> _TASK_
Scan the material for the word "running", then return every line where it appears.

> _LISTED ENTRIES_
· · · · · · ·

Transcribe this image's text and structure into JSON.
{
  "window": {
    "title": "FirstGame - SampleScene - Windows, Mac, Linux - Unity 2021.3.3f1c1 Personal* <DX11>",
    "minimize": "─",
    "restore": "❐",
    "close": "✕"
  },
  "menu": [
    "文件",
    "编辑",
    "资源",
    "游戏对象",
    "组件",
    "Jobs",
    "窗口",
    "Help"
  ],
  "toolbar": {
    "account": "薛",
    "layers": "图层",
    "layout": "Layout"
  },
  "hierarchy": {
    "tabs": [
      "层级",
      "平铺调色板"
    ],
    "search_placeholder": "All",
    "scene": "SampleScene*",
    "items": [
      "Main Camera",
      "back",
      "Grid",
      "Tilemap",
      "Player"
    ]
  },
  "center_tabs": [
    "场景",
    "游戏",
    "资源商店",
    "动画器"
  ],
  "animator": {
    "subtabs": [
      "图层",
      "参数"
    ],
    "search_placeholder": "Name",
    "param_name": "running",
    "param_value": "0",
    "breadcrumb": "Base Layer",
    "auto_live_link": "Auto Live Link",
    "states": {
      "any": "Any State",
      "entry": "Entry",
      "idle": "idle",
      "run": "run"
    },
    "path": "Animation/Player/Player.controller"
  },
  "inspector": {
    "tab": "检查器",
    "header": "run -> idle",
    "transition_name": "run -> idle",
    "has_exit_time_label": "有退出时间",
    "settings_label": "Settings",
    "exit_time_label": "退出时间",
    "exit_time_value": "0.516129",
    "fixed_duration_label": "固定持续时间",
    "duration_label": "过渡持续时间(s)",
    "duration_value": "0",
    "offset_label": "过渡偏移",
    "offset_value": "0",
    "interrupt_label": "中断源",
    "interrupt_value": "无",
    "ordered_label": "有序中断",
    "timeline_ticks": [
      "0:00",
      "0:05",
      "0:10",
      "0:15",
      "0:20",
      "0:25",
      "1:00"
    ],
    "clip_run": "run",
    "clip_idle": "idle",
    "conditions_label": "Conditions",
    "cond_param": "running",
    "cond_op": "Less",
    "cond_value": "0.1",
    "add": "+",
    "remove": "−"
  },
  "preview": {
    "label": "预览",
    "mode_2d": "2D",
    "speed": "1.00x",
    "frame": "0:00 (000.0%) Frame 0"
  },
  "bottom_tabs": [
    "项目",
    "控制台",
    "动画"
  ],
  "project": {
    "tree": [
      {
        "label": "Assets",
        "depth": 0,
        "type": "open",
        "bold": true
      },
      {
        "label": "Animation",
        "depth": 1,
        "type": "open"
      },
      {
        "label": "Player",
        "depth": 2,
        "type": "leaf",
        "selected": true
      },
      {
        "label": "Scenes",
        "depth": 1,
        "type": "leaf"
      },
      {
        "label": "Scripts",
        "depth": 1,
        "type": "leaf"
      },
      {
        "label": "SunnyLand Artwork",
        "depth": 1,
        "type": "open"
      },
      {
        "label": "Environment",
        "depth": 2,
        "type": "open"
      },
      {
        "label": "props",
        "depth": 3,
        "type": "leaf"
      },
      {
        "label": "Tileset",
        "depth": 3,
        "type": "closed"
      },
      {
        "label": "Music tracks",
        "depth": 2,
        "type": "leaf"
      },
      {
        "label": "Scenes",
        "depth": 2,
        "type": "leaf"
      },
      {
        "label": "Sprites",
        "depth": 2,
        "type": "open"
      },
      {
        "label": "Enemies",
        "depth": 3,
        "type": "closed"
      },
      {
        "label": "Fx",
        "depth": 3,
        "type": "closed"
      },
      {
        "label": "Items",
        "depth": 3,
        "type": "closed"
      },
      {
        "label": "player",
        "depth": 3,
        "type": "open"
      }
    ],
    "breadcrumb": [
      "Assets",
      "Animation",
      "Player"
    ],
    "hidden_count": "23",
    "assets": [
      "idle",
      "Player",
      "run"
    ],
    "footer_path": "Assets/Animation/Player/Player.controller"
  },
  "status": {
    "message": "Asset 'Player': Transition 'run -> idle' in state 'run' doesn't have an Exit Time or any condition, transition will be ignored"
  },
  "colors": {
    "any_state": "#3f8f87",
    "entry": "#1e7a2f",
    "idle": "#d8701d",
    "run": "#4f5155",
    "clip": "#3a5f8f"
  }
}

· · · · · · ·

> _RESPONSE TO THE TASK_
    "param_name": "running",
    "cond_param": "running",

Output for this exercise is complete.